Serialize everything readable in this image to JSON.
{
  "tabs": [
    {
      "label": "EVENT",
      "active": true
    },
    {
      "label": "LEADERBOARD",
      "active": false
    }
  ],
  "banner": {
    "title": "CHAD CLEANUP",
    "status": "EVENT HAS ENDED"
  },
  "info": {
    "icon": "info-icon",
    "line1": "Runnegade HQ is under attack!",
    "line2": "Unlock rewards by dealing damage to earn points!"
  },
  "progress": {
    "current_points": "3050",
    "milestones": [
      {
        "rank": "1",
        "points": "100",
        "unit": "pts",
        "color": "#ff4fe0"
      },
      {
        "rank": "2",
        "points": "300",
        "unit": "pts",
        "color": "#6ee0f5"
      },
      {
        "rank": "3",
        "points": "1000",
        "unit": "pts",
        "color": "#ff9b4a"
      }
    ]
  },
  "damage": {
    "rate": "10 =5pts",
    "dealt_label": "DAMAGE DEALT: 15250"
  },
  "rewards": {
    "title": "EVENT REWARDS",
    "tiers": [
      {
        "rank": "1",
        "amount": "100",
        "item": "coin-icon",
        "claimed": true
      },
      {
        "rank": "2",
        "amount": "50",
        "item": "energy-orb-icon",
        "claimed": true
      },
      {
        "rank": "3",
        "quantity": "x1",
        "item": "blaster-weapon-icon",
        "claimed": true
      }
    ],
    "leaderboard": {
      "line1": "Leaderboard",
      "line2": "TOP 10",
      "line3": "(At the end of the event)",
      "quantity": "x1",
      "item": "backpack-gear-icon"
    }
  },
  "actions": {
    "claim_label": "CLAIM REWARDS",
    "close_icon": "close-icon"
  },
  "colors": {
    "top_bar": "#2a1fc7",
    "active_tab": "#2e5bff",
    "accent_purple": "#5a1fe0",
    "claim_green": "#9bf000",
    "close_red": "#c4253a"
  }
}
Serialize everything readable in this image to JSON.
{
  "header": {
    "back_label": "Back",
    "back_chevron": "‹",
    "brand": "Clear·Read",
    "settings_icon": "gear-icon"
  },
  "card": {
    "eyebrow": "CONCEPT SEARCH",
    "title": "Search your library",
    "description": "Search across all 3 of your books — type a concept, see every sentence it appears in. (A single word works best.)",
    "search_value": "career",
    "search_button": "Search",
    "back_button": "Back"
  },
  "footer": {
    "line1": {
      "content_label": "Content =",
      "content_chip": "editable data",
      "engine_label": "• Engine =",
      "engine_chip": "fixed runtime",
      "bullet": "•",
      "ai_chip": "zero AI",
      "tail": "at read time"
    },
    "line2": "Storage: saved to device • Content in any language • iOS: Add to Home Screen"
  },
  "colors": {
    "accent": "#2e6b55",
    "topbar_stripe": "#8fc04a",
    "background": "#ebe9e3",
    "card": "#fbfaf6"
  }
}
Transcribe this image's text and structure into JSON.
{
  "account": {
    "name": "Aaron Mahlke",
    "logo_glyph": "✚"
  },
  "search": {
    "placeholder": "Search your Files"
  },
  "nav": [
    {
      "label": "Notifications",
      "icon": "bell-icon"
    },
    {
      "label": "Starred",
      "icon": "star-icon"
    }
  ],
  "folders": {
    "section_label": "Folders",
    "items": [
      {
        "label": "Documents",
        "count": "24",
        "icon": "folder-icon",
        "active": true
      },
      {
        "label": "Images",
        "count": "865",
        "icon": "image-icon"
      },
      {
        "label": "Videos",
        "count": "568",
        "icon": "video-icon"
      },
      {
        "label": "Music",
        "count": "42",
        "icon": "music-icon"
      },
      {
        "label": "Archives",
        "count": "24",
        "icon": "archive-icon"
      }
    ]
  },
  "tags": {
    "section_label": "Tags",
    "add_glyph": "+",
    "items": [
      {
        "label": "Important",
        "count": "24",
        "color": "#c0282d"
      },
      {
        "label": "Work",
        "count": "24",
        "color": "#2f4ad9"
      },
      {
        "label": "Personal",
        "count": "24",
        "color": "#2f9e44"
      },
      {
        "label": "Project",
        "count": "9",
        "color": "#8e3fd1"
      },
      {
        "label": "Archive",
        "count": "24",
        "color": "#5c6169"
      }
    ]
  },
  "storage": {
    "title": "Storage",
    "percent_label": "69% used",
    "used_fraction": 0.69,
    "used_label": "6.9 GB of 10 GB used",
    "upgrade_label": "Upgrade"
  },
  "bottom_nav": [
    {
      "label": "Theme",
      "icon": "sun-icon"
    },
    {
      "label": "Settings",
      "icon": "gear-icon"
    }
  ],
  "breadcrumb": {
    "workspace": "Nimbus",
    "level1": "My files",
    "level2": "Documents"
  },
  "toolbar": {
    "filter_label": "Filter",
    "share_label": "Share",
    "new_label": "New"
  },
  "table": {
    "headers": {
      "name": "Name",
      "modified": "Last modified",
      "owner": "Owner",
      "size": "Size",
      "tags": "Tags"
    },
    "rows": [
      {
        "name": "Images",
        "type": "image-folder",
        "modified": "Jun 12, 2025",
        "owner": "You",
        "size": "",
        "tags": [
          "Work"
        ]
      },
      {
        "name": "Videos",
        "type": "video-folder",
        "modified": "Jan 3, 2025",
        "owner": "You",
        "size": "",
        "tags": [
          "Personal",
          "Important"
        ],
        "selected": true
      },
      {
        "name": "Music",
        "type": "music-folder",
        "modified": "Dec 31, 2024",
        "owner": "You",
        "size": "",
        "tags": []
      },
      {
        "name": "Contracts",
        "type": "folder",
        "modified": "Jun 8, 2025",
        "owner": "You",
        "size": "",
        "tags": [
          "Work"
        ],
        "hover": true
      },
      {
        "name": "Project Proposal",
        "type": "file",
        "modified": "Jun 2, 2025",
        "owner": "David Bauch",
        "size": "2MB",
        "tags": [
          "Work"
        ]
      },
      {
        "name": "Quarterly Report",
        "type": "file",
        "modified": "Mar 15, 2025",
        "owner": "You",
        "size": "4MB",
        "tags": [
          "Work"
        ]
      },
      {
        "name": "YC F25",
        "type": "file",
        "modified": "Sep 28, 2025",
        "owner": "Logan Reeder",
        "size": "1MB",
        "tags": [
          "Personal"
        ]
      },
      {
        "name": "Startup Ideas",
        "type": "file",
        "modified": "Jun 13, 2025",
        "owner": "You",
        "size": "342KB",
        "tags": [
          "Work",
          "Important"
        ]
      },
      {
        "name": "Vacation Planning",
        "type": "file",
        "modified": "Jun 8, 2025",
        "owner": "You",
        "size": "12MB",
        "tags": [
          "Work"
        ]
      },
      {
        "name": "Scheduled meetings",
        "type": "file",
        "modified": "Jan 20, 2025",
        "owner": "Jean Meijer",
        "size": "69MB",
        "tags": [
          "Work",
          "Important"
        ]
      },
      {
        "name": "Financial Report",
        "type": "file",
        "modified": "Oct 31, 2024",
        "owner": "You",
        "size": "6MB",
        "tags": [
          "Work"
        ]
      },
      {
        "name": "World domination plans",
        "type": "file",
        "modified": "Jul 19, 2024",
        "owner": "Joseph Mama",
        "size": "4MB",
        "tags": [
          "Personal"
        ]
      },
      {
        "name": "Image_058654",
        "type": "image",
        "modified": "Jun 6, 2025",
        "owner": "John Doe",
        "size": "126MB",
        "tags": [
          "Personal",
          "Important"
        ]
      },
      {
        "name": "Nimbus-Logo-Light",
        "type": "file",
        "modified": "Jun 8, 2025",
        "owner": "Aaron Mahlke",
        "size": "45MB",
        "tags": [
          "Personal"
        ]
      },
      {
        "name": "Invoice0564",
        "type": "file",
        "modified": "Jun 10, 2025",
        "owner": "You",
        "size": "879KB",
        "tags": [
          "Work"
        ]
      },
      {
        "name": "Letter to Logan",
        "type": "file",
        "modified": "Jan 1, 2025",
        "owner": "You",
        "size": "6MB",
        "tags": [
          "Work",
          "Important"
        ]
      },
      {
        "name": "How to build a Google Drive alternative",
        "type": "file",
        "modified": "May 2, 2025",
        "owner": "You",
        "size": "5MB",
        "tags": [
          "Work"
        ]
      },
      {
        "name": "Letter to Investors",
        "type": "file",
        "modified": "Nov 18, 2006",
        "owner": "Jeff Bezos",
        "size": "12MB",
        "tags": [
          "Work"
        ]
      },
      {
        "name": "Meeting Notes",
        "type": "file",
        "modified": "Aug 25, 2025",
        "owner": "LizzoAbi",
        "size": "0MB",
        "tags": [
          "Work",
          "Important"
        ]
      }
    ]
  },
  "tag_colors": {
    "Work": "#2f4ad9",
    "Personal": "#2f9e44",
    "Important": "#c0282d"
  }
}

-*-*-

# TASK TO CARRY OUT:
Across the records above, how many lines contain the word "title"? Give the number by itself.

# RESPONSE TO THE TASK:
4